Wednesday, March 28th, 2007
Zimbra has had a local proxy solution for a long time, so it only made sense that they would innovate quickly to come up with Zimbra Desktop:
Zimbra Desktop is the next generation leap forward for Web 2.0 applications- now you can have Zimbra’s Ajax-based collaboration experience online and offline. That means when you are out of the office without a connection (say, in a plane, train, or automobile), you can keep working without missing a beat. Write email, add new appointments, edit documents and when you re-connect changes will be automatically synced to the Zimbra Server.
We talked to Kevin Henrikson of Zimbra and he kindly answered some questions:
Q. Not all offline is equal. What is Zimbra’s solution, and how does it compare to Apollo, Slingshot, Firefox…
Zimbra has used a variety of off the shelf open source technologies to provide our offline solution. Jetty(http support), Derby (SQL support), Lucene (full-text indexing), etc. The choice of these components was for several reasons. They can be embedded, Java based(our tech of choice), made reuse of our current code easy, ability to support extremely large data sets, and ability to be optimized for heavy email/collaboration work loads. The key difference is large datasets and the ways in which we need to to access that data with a mix of structural (SQL), full-text (search) and object (blob) patterns. Most other offline solutions take a file or object based storage API but for Zimbra we need to be more flexible.
Summary of ways in which Zimbra Desktop’s solution differ’s from apollo/slingshot/firefox/dojo:
- Released and publicly available today(although in alpha)
- 100% Open Source and based on open protocols/technology
- Cross platform including Mac/Linux/Win32
- Designed for very large datasets (sub-second search responses on multi-GB mailboxes)
- Reuses Zimbra AJAX web UI and SOAP/JSON based API

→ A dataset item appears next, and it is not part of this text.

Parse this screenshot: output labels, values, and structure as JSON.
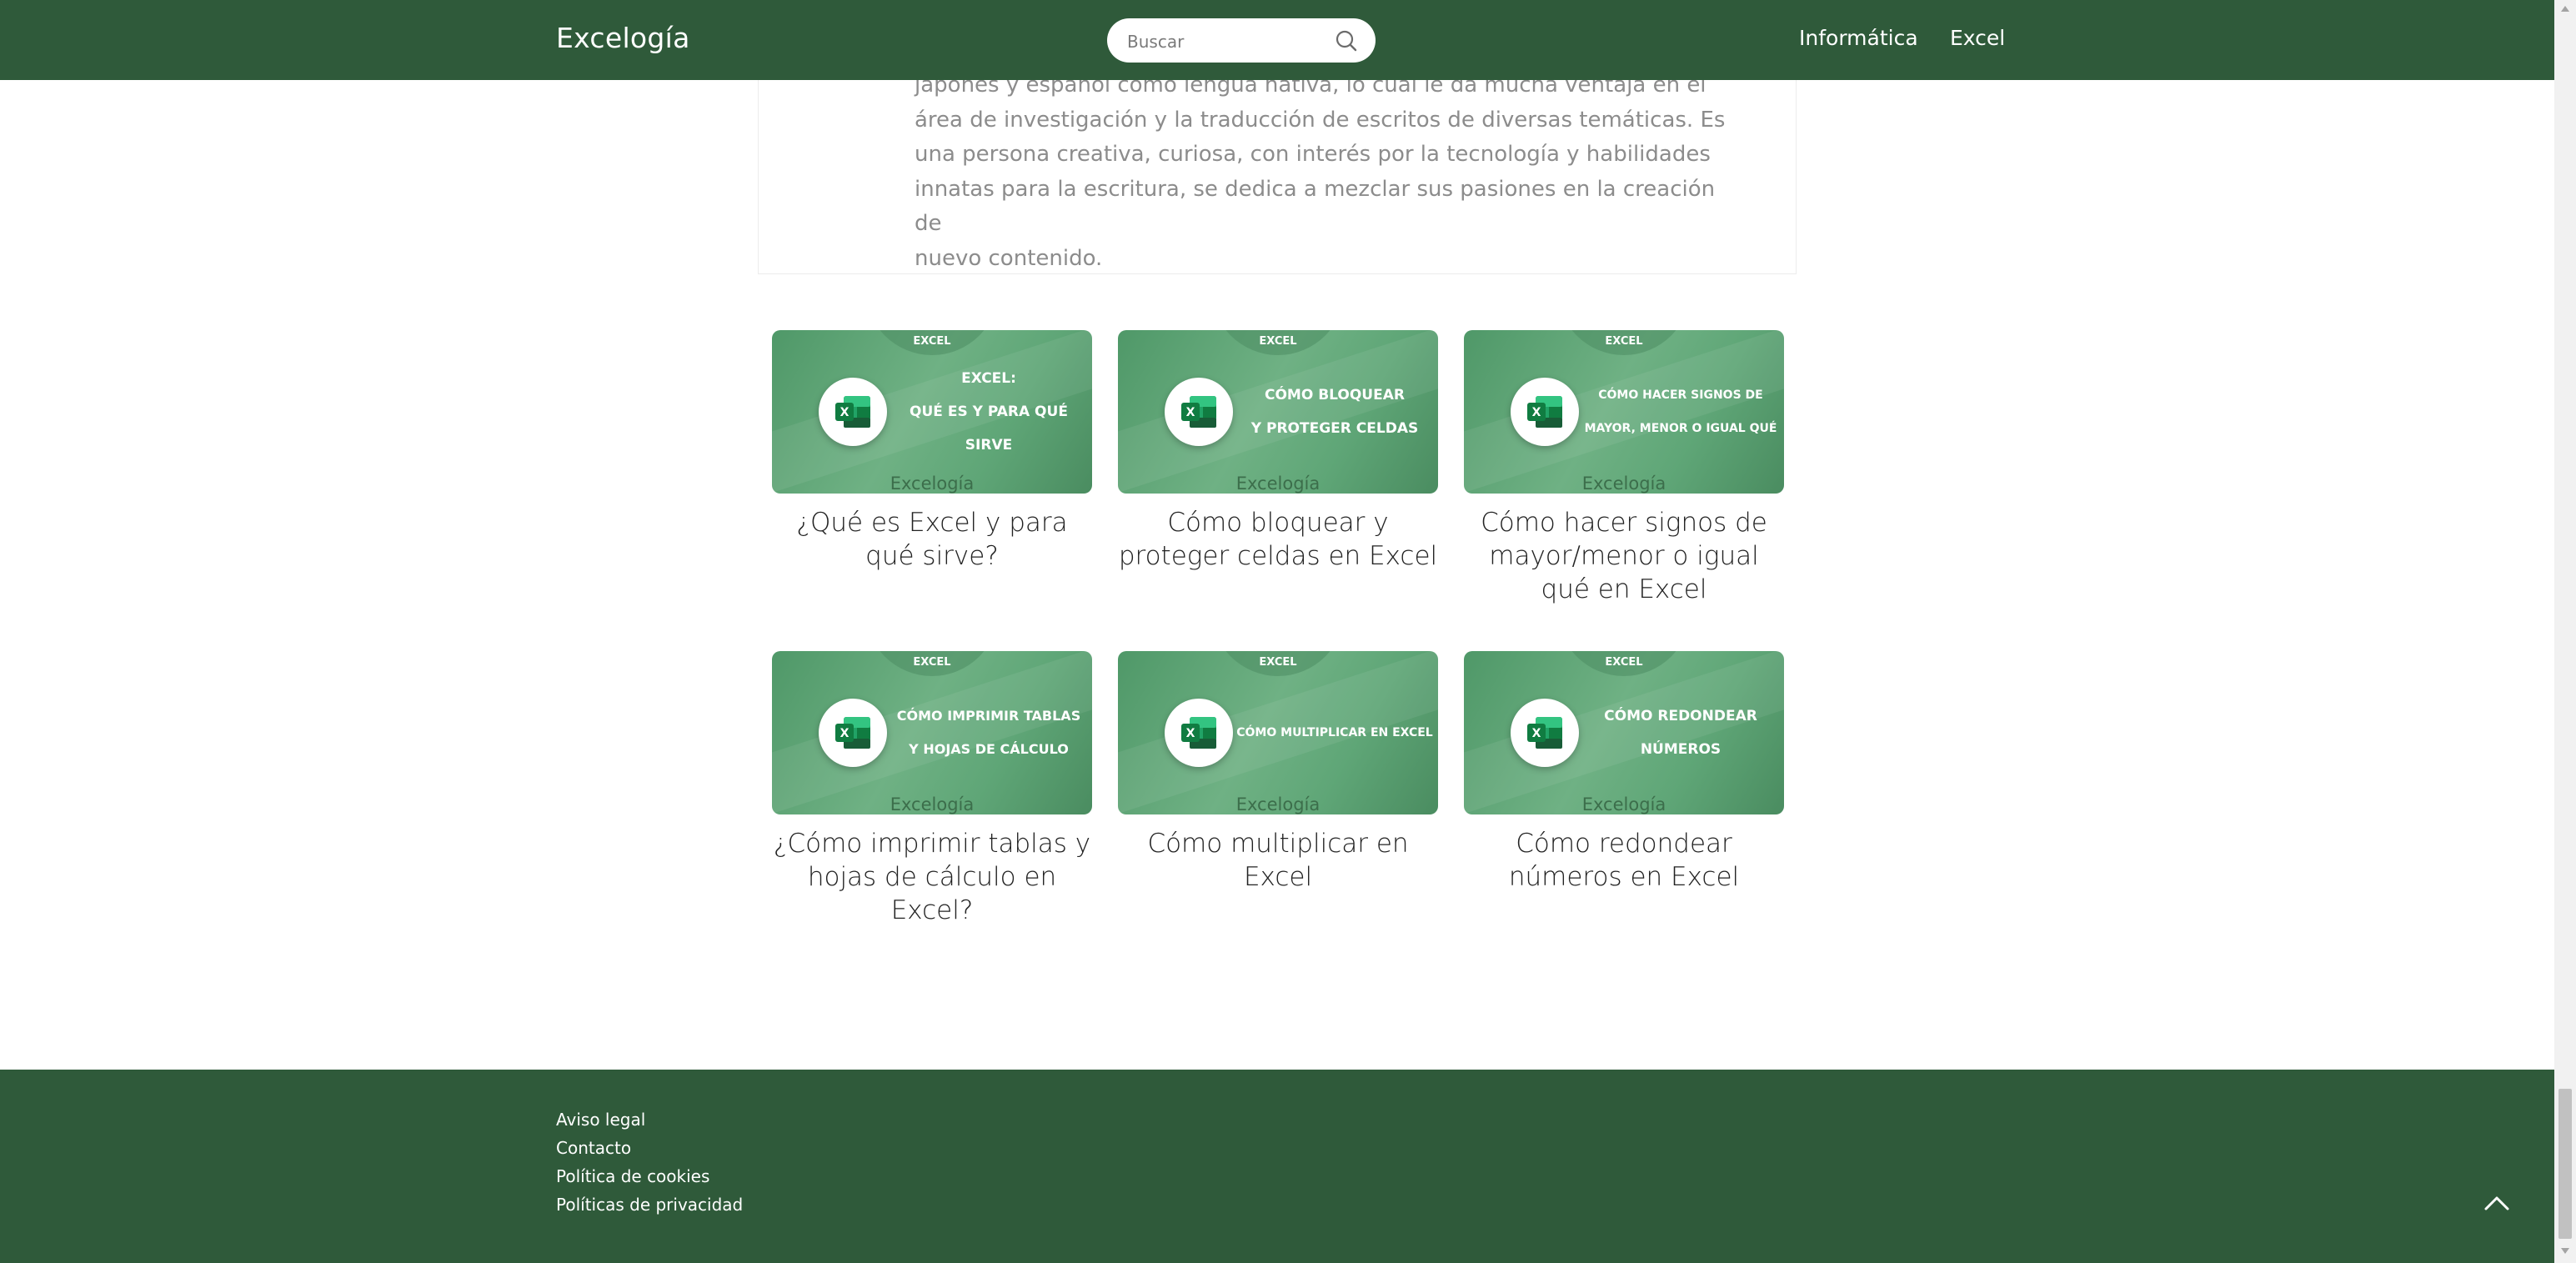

- Requires a local client install(some of the above may not)
- Cross browser (Safari/IE/Firefox)
- Java Based vs Rails (Slingshot) vs Flex/Flash (Apollo) vs Browser specific (Firefox)
What are the challenges for a developer to create offline capable applications?
Some questions/challenges when taking a webapp offline:
- Do you take all your features and data offline?
- What browsers/platforms will you support?
- Data integrity now that an offline copy can become the master.
- Conflict resolution and change mgmt in multi-user environments/applications.
- End user desktop support. Something many web app developers take for granted.
How important is offline to your customers?
Very important. In fact this was a major driver. People have asked for a Zimbra offline solution and in particular wanted the same interface they’d fell in love with when working online. Countless number of times we’ve heard customers and our community and ask to keep the Zimbra AJAX interface when away from home and a network connection. The pain they felt when forced to use Outlook, Apple Mail, Thunderbird, or some other fat client when traveling made them want a Zimbra like interface and feature set.
Should the average Joe start trying to implement offline, or should we be waiting for the new standards to be implemented and such?
It depends. Do you users need it? Are they asking for it? Is the data your app needs offline access to small and simple? Applications like Instant Messaging don’t make sense to take offline. On the flip side applications where offline editing, composing and creating are common may have reasons or need for an offline solution today. For Zimbra we heard the need frequently. Other applications may not have that same pressure and can wait until standards are written and toolkits like Dojo stabilize and become popular making the hard things easy for the average web developer. Dojo in particular is something we are watching with great interest. Brad Neuberg has been looking at this issue for quite sometime. First with AMASS (flash backed web storage), then Dojo Storage (pluggable storage toolkit) and more recently the Dojo Offline Toolkit(complete offline framework). It’s 100% open source, cross platform and cross browser. Doesn’t quite meet the needs of an application like Zimbra but will help a large number of applications on the web today. Those apps should be able to create an offline solution rather quickly when starting with the Dojo Toolkit. In particular we like the way he’s handled online/offline detection and the automatic switch between.
Posted by Dion Almaer at 9:14 am